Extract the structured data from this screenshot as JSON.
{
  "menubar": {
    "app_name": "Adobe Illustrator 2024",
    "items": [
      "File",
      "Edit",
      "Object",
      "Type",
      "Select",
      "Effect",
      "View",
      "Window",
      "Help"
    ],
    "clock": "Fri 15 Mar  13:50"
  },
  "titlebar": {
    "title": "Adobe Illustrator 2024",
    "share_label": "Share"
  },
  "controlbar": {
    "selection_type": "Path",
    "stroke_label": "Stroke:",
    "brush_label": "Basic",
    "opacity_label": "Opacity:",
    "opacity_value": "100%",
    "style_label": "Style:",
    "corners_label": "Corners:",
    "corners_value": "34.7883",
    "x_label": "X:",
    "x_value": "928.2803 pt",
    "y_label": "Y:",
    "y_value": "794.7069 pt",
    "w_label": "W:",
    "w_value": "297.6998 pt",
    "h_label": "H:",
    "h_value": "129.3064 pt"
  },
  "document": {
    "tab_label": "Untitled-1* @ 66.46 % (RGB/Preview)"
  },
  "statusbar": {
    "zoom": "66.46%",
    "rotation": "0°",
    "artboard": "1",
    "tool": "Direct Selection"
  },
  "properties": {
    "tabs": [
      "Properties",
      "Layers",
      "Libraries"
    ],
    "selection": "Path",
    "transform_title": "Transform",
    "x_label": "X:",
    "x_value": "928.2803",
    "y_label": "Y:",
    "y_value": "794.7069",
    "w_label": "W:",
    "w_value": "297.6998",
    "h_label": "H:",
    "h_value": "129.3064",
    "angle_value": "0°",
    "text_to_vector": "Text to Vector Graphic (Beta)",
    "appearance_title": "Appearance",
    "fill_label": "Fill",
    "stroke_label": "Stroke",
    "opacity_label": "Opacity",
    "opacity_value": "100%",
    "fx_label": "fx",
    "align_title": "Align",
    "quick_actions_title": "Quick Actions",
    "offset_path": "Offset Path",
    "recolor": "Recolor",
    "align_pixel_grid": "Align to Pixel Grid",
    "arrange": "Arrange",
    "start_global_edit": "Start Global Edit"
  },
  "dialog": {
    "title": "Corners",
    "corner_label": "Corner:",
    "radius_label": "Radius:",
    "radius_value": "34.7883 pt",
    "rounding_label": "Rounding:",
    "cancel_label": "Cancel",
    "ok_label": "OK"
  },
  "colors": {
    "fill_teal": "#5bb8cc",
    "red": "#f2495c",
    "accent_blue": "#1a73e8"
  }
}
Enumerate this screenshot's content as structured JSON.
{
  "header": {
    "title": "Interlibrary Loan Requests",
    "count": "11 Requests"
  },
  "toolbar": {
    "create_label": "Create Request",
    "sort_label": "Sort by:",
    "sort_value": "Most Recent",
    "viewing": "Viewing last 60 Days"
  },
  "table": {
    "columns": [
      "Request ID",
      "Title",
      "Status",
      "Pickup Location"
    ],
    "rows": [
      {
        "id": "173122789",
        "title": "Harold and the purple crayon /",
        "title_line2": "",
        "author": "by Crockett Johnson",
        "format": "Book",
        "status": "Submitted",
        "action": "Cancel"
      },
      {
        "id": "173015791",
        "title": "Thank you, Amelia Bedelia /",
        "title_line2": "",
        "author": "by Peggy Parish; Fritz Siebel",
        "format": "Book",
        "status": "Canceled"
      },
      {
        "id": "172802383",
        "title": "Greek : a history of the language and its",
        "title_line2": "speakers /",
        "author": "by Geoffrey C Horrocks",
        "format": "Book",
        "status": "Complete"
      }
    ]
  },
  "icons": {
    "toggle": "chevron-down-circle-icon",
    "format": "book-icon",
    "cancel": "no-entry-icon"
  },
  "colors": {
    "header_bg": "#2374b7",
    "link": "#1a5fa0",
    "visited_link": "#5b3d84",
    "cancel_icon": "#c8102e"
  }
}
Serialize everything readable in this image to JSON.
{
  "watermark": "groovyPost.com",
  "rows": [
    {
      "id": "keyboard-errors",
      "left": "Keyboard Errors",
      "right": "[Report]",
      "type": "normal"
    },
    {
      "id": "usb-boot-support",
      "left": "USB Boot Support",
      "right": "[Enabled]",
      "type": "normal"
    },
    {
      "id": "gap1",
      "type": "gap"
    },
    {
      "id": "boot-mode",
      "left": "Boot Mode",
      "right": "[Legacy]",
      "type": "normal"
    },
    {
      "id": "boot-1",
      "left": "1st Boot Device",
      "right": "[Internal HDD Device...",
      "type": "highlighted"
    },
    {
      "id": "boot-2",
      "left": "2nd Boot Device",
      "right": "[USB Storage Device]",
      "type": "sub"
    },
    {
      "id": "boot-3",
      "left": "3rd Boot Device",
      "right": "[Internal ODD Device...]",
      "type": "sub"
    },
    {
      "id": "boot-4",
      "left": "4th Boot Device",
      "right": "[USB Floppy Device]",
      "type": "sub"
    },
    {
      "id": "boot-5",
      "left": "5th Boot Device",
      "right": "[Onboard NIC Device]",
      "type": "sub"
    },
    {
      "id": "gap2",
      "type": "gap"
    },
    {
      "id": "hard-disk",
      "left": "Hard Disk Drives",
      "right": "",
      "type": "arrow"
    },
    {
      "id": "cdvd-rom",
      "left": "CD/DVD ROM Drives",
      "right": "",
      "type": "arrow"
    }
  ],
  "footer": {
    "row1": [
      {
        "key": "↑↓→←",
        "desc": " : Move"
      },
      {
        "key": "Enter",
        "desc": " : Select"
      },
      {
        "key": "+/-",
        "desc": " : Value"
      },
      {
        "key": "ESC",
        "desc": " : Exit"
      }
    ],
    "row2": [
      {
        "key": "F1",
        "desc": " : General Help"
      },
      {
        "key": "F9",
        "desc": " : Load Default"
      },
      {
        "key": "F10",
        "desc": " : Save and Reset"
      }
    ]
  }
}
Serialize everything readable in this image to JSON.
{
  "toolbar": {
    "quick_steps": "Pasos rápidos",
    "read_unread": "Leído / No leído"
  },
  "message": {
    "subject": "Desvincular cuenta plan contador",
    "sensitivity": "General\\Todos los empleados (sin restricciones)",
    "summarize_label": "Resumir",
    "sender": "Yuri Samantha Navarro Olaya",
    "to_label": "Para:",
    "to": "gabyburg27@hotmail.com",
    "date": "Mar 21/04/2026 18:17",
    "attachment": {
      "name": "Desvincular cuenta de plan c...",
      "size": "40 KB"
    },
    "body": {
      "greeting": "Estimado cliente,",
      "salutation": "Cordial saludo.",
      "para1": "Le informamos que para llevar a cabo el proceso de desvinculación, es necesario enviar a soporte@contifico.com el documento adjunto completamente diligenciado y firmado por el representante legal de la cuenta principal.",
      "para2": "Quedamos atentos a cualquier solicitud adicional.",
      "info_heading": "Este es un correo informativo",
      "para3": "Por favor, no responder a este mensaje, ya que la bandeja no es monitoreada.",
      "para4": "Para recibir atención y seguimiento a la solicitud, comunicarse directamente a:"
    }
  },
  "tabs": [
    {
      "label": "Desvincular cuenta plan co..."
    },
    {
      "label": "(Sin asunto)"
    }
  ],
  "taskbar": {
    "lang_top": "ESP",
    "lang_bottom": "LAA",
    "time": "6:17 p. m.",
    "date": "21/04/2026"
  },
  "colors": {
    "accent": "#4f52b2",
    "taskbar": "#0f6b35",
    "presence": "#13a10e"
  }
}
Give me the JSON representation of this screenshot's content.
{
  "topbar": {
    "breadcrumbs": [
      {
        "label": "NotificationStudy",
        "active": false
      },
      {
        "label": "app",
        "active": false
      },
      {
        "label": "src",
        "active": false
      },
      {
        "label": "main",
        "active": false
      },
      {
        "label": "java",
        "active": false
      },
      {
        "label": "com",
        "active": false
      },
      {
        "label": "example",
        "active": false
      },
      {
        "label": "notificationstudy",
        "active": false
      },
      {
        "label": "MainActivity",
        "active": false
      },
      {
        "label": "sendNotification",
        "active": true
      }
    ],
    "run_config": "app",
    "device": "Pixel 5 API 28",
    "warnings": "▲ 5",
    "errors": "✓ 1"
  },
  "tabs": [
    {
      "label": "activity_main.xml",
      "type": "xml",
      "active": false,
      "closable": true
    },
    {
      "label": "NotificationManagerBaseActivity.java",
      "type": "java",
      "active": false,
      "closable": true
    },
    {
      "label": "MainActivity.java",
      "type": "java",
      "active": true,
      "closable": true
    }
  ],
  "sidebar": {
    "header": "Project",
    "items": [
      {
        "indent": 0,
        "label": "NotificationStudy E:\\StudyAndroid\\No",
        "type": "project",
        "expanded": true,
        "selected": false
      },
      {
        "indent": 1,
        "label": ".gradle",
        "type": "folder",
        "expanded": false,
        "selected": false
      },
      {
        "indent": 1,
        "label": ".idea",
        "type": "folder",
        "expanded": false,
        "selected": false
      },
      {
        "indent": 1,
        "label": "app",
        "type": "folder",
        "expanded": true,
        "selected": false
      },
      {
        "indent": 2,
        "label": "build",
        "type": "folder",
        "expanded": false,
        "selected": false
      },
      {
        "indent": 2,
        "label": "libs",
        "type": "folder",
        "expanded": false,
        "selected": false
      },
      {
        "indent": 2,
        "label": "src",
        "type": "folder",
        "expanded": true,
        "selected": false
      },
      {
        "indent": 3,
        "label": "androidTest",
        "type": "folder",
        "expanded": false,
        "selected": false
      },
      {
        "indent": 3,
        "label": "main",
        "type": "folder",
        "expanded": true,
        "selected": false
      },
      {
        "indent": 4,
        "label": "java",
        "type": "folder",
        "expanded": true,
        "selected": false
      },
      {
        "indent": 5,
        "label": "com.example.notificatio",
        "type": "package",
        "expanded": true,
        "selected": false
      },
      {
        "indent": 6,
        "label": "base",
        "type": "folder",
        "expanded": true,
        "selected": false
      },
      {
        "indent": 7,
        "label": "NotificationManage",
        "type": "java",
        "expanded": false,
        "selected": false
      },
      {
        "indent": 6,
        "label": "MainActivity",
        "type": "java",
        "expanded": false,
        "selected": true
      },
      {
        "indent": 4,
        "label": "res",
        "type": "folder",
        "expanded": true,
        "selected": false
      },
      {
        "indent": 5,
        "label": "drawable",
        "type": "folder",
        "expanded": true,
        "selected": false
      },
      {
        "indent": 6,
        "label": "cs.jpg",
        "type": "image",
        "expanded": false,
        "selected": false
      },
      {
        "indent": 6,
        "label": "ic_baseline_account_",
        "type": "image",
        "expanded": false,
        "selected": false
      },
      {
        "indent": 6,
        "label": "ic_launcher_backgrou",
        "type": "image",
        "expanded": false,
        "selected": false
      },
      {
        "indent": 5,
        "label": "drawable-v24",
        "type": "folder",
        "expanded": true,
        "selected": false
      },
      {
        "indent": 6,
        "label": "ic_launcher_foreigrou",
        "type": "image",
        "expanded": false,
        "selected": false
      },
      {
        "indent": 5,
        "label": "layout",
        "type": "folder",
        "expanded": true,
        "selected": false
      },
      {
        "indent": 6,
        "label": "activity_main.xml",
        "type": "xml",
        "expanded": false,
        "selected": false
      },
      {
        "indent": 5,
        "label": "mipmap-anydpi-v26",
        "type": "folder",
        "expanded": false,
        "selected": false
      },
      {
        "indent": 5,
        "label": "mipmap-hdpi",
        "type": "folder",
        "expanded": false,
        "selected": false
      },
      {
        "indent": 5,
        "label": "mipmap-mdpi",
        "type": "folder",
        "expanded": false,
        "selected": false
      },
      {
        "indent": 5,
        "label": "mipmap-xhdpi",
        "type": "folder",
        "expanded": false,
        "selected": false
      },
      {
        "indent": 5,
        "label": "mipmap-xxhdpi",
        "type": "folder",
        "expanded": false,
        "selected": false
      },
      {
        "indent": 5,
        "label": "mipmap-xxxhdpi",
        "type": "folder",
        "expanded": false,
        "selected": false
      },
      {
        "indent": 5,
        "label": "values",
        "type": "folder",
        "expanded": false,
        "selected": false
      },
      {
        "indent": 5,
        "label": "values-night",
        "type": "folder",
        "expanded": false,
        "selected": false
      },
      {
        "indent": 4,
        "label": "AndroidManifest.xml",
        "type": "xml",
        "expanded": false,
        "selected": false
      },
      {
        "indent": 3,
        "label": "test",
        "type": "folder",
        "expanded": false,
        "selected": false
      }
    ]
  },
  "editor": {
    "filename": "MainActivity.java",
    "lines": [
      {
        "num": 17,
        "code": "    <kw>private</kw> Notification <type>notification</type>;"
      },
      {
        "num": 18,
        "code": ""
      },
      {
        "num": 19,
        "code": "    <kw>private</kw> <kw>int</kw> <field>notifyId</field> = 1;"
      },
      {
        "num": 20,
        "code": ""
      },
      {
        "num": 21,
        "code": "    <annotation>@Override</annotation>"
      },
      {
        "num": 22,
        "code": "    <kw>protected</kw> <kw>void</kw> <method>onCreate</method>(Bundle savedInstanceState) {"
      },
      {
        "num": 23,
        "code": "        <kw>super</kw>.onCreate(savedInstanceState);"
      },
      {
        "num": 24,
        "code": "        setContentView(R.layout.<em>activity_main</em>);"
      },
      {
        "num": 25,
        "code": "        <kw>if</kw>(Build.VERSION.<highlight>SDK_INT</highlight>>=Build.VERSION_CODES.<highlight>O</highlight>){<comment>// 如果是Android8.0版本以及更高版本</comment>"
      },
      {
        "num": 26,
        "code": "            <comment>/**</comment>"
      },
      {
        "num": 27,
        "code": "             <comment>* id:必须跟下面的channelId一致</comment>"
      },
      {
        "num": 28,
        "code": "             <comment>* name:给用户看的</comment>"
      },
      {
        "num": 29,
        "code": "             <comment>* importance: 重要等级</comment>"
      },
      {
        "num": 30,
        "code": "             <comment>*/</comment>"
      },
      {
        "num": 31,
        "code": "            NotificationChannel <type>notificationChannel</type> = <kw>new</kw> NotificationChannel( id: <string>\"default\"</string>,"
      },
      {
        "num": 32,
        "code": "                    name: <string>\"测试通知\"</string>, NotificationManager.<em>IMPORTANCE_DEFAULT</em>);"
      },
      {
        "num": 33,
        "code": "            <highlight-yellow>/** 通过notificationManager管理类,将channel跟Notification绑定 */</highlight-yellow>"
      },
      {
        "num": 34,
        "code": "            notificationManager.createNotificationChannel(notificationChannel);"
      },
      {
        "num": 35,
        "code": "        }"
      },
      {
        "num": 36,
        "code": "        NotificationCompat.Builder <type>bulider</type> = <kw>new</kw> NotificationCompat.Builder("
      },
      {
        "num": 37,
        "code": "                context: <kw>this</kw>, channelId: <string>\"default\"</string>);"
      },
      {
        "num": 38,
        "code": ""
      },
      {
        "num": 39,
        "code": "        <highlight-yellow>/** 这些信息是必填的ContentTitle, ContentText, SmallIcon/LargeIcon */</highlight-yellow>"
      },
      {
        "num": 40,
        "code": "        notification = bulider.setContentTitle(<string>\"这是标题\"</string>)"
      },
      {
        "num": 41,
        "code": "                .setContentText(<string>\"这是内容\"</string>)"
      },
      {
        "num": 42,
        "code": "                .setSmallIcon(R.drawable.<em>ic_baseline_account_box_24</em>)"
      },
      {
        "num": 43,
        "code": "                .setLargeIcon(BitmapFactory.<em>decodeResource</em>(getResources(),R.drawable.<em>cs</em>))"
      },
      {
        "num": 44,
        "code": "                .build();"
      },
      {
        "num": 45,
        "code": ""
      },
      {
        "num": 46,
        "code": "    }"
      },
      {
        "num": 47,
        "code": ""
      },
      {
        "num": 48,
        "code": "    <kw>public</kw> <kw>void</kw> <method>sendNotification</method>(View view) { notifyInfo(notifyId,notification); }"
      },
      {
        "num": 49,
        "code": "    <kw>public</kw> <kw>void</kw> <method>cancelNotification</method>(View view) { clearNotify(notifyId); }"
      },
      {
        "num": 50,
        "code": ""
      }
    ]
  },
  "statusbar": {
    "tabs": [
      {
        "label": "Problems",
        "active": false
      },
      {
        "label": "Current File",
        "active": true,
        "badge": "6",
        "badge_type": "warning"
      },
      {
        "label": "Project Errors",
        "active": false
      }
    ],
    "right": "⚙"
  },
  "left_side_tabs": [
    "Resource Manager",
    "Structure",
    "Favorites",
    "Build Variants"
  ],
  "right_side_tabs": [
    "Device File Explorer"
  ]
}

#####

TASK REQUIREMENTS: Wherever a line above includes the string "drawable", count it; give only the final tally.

REPLY: 4